Expungement means the removal of a charge or conviction from the public records. The law in South Carolina regarding what records may be expunged is complicated and there are some unresolved questions about what can be expunged and what cannot. Therefore, I cannot guarantee this information is absolutely accurate so you need to consult with a criminal defense lawyer about your particular case before you proceed. At Cleary Law LLC, we have experienced Sumter, SC Expungement Lawyers working with us. Our lawyers understand the expungement process in detail and they can help you get a clean record.
Before you seek to expunge your records, go HERE to and run a copy of your criminal record from SLED. This will cost you $26. Make sure you save the document with your record on it. Once you do, email it to our office and we can tell you what your options are.
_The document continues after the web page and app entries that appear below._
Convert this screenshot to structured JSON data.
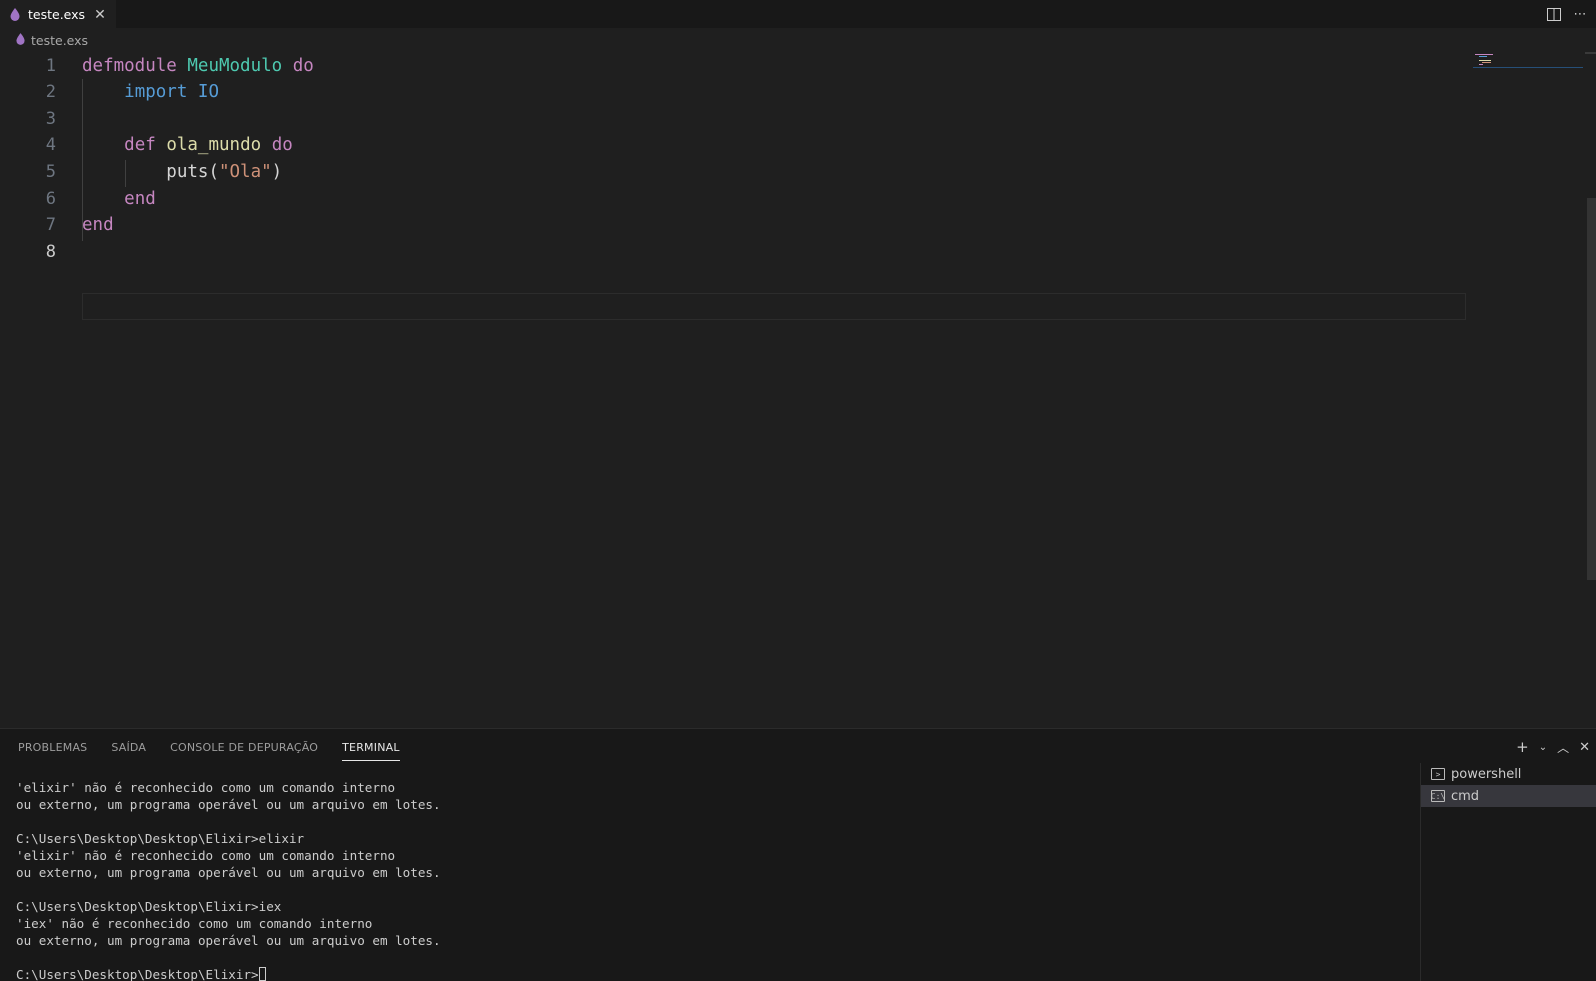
{
  "tabs": [
    {
      "label": "teste.exs",
      "close": "✕"
    }
  ],
  "breadcrumb": {
    "file": "teste.exs"
  },
  "editor": {
    "line_numbers": [
      "1",
      "2",
      "3",
      "4",
      "5",
      "6",
      "7",
      "8"
    ],
    "lines": [
      [
        {
          "t": "defmodule",
          "c": "kw"
        },
        {
          "t": " ",
          "c": "plain"
        },
        {
          "t": "MeuModulo",
          "c": "mod"
        },
        {
          "t": " ",
          "c": "plain"
        },
        {
          "t": "do",
          "c": "kw"
        }
      ],
      [
        {
          "t": "    ",
          "c": "plain"
        },
        {
          "t": "import",
          "c": "imp"
        },
        {
          "t": " ",
          "c": "plain"
        },
        {
          "t": "IO",
          "c": "imp"
        }
      ],
      [],
      [
        {
          "t": "    ",
          "c": "plain"
        },
        {
          "t": "def",
          "c": "kw"
        },
        {
          "t": " ",
          "c": "plain"
        },
        {
          "t": "ola_mundo",
          "c": "fn"
        },
        {
          "t": " ",
          "c": "plain"
        },
        {
          "t": "do",
          "c": "kw"
        }
      ],
      [
        {
          "t": "        ",
          "c": "plain"
        },
        {
          "t": "puts(",
          "c": "plain"
        },
        {
          "t": "\"Ola\"",
          "c": "str"
        },
        {
          "t": ")",
          "c": "plain"
        }
      ],
      [
        {
          "t": "    ",
          "c": "plain"
        },
        {
          "t": "end",
          "c": "kw"
        }
      ],
      [
        {
          "t": "end",
          "c": "kw"
        }
      ],
      []
    ]
  },
  "panel": {
    "tabs": [
      "PROBLEMAS",
      "SAÍDA",
      "CONSOLE DE DEPURAÇÃO",
      "TERMINAL"
    ],
    "active_tab": "TERMINAL",
    "terminal_lines": [
      "'elixir' não é reconhecido como um comando interno",
      "ou externo, um programa operável ou um arquivo em lotes.",
      "",
      "C:\\Users\\Desktop\\Desktop\\Elixir>elixir",
      "'elixir' não é reconhecido como um comando interno",
      "ou externo, um programa operável ou um arquivo em lotes.",
      "",
      "C:\\Users\\Desktop\\Desktop\\Elixir>iex",
      "'iex' não é reconhecido como um comando interno",
      "ou externo, um programa operável ou um arquivo em lotes.",
      ""
    ],
    "prompt": "C:\\Users\\Desktop\\Desktop\\Elixir>",
    "terminals": [
      {
        "label": "powershell",
        "icon": "terminal-icon",
        "active": false
      },
      {
        "label": "cmd",
        "icon": "cmd-icon",
        "active": true
      }
    ]
  }
}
Our Expungements Attorney in Fairfield County will review your case in detail to tell you your options.
Generally, if the criminal charges against you are dismissed, nolle prossed (dropped by the State), or if you are found not guilty, the record of these charges is expungeable. These records are now being expunged without requiring you to apply for an expungement. However, older charges will require an application. There should be no fees charged by the State for these expungements. The main exception is when a charge is dropped as part of a plea deal and you pled guilty to other charges. Experienced Calhoun County Expungements Lawyers know how to get your criminal record expunged. Call the Expungements Attorney in Lexington County at our office to discuss your case.
Pre-Trial Intervention Dispositions
If your case is dismissed after you successfully completed a pre-trial intervention program, you can apply for an expungement immediately after completing the program. For that, you will need help and assistance from an Expungements Attorney in Columbia, SC. You will be required to pay fees for the expungement. Such programs include:
A conviction arises when you (1) plead guilty; (2) are found guilty by a judge after a bench trial; (3) are found guilty by a jury after a jury trial; or (4) forfeited bond by failing to appear in magistrate or municipal court. Some people have convictions without realizing it because they were tried in their absence after they failed to appear for court.
Certain convictions may be expunged. These expungements require that fees be paid to the State of South Carolina. The experienced Columbia Expungement Lawyers at our office can be reached at (803) 310-5796.
Convictions for Crimes Carrying Less than Thirty Days Imprisonment or a Fine of $1000
If you were convicted of an offense which carries no more than thirty days’ imprisonment or a fine of one thousand dollars, the conviction can usually be expunged if you have not had any other convictions (not just arrests) in three years. This includes offenses brought in magistrates court, municipal court, and even general sessions court.
If the conviction was for third-degree domestic violence, you must not have gotten any other convictions in five years.
If you have more than one conviction but it arose out of the same incident, it may be considered one conviction for expungement purposes.
If you were convicted of a first offense misdemeanor for writing a fraudulent check and you have not been convicted of another criminal charge in one year, you may be eligible for an expungement. You may want to get in touch with the South Carolina Expungements Lawyers at our office.
Recent Changes To The Expungement Law
Convictions for simple possession of certain controlled substances may now be expunged. You must not have been convicted of any offense in the three years from the date of completion of the sentence (including probation and parole).
Convictions for possession with intent to distribute drugs may now be expunged, if it is a first offense, after twenty (20) years. You must not have been convicted of any drug crimes or felonies in the twenty (20) years from the date of conviction.
If you were convicted of a first offense under the Youthful Offender Act (YOA) and you have not been convicted of another criminal charge in the five years since you completed your sentence (including probation and parole), you may be eligible for expungement.
Failure To Stop For Police
If you were convicted of first offense failure to stop your vehicle for the police and you have not been convicted of another criminal charge in the three years since you completed your sentence, you may be eligible for expungement.
Convictions for traffic offenses (including DUI) and wildlife offenses cannot be expunged.
If your conviction is not eligible for expungement, you may consider applying for a pardon. It will not remove the conviction from your record but a pardon restores civil rights. Many employers will not hold pardoned offenses against you when you apply for a job.
Call Ellen Cleary at (803) 310-5796 for a free initial consultation today with a criminal law lawyer. She is an experienced criminal defense attorney who may be able to have your criminal record expunged in Columbia, South Carolina.